*** Block opens ***

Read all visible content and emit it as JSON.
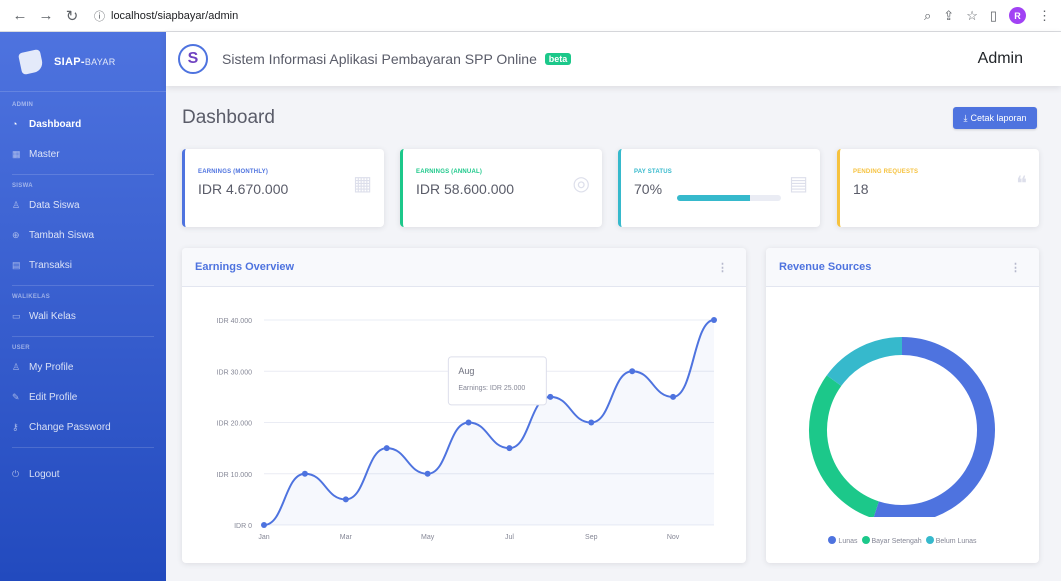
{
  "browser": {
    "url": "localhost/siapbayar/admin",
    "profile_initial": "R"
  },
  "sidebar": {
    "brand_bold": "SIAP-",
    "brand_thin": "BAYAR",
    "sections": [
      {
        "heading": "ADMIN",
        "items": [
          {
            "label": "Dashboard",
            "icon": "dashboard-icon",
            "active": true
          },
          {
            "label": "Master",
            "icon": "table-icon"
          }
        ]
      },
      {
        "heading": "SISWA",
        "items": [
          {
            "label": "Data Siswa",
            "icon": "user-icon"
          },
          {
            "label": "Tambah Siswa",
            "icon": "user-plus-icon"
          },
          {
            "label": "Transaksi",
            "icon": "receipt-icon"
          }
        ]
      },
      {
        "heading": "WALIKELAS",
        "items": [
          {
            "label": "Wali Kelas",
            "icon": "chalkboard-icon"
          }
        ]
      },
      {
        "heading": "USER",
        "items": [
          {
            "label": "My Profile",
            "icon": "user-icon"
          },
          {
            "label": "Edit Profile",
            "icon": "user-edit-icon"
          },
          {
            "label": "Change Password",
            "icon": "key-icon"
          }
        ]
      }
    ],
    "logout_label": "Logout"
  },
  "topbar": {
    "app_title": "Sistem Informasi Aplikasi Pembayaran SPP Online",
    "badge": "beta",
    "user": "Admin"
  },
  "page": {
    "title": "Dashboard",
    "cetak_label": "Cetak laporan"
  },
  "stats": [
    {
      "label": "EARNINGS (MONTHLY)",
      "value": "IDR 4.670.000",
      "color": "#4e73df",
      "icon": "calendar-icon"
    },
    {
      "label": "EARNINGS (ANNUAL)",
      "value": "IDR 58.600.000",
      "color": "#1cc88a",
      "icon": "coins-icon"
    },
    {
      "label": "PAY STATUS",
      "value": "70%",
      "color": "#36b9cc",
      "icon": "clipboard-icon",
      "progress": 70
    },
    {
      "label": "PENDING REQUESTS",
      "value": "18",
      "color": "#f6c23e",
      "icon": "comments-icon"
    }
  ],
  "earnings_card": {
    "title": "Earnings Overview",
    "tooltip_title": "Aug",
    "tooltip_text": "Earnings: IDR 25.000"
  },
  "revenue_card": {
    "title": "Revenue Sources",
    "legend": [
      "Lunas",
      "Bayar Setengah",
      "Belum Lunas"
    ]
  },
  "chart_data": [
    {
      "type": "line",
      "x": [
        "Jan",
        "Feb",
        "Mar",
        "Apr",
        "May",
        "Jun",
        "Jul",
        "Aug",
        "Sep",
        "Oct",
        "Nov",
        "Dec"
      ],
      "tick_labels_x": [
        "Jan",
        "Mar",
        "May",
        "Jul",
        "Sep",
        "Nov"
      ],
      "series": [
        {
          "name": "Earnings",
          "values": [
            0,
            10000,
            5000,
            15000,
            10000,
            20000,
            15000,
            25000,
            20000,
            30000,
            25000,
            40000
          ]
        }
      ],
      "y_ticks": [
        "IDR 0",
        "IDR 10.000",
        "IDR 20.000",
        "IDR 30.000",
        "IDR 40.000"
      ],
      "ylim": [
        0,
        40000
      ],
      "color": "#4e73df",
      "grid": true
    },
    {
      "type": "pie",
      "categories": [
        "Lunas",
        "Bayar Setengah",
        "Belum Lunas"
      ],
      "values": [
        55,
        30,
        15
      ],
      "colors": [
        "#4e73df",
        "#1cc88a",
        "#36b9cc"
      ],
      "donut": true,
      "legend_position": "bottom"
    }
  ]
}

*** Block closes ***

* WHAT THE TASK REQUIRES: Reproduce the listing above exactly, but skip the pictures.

* SOLUTION TO THIS TASK:
Read all visible content and emit it as JSON.
{
  "browser": {
    "url": "localhost/siapbayar/admin",
    "profile_initial": "R"
  },
  "sidebar": {
    "brand_bold": "SIAP-",
    "brand_thin": "BAYAR",
    "sections": [
      {
        "heading": "ADMIN",
        "items": [
          {
            "label": "Dashboard",
            "icon": "dashboard-icon",
            "active": true
          },
          {
            "label": "Master",
            "icon": "table-icon"
          }
        ]
      },
      {
        "heading": "SISWA",
        "items": [
          {
            "label": "Data Siswa",
            "icon": "user-icon"
          },
          {
            "label": "Tambah Siswa",
            "icon": "user-plus-icon"
          },
          {
            "label": "Transaksi",
            "icon": "receipt-icon"
          }
        ]
      },
      {
        "heading": "WALIKELAS",
        "items": [
          {
            "label": "Wali Kelas",
            "icon": "chalkboard-icon"
          }
        ]
      },
      {
        "heading": "USER",
        "items": [
          {
            "label": "My Profile",
            "icon": "user-icon"
          },
          {
            "label": "Edit Profile",
            "icon": "user-edit-icon"
          },
          {
            "label": "Change Password",
            "icon": "key-icon"
          }
        ]
      }
    ],
    "logout_label": "Logout"
  },
  "topbar": {
    "app_title": "Sistem Informasi Aplikasi Pembayaran SPP Online",
    "badge": "beta",
    "user": "Admin"
  },
  "page": {
    "title": "Dashboard",
    "cetak_label": "Cetak laporan"
  },
  "stats": [
    {
      "label": "EARNINGS (MONTHLY)",
      "value": "IDR 4.670.000",
      "color": "#4e73df",
      "icon": "calendar-icon"
    },
    {
      "label": "EARNINGS (ANNUAL)",
      "value": "IDR 58.600.000",
      "color": "#1cc88a",
      "icon": "coins-icon"
    },
    {
      "label": "PAY STATUS",
      "value": "70%",
      "color": "#36b9cc",
      "icon": "clipboard-icon",
      "progress": 70
    },
    {
      "label": "PENDING REQUESTS",
      "value": "18",
      "color": "#f6c23e",
      "icon": "comments-icon"
    }
  ],
  "earnings_card": {
    "title": "Earnings Overview",
    "tooltip_title": "Aug",
    "tooltip_text": "Earnings: IDR 25.000"
  },
  "revenue_card": {
    "title": "Revenue Sources",
    "legend": [
      "Lunas",
      "Bayar Setengah",
      "Belum Lunas"
    ]
  },
  "chart_data": [
    {
      "type": "line",
      "x": [
        "Jan",
        "Feb",
        "Mar",
        "Apr",
        "May",
        "Jun",
        "Jul",
        "Aug",
        "Sep",
        "Oct",
        "Nov",
        "Dec"
      ],
      "tick_labels_x": [
        "Jan",
        "Mar",
        "May",
        "Jul",
        "Sep",
        "Nov"
      ],
      "series": [
        {
          "name": "Earnings",
          "values": [
            0,
            10000,
            5000,
            15000,
            10000,
            20000,
            15000,
            25000,
            20000,
            30000,
            25000,
            40000
          ]
        }
      ],
      "y_ticks": [
        "IDR 0",
        "IDR 10.000",
        "IDR 20.000",
        "IDR 30.000",
        "IDR 40.000"
      ],
      "ylim": [
        0,
        40000
      ],
      "color": "#4e73df",
      "grid": true
    },
    {
      "type": "pie",
      "categories": [
        "Lunas",
        "Bayar Setengah",
        "Belum Lunas"
      ],
      "values": [
        55,
        30,
        15
      ],
      "colors": [
        "#4e73df",
        "#1cc88a",
        "#36b9cc"
      ],
      "donut": true,
      "legend_position": "bottom"
    }
  ]
}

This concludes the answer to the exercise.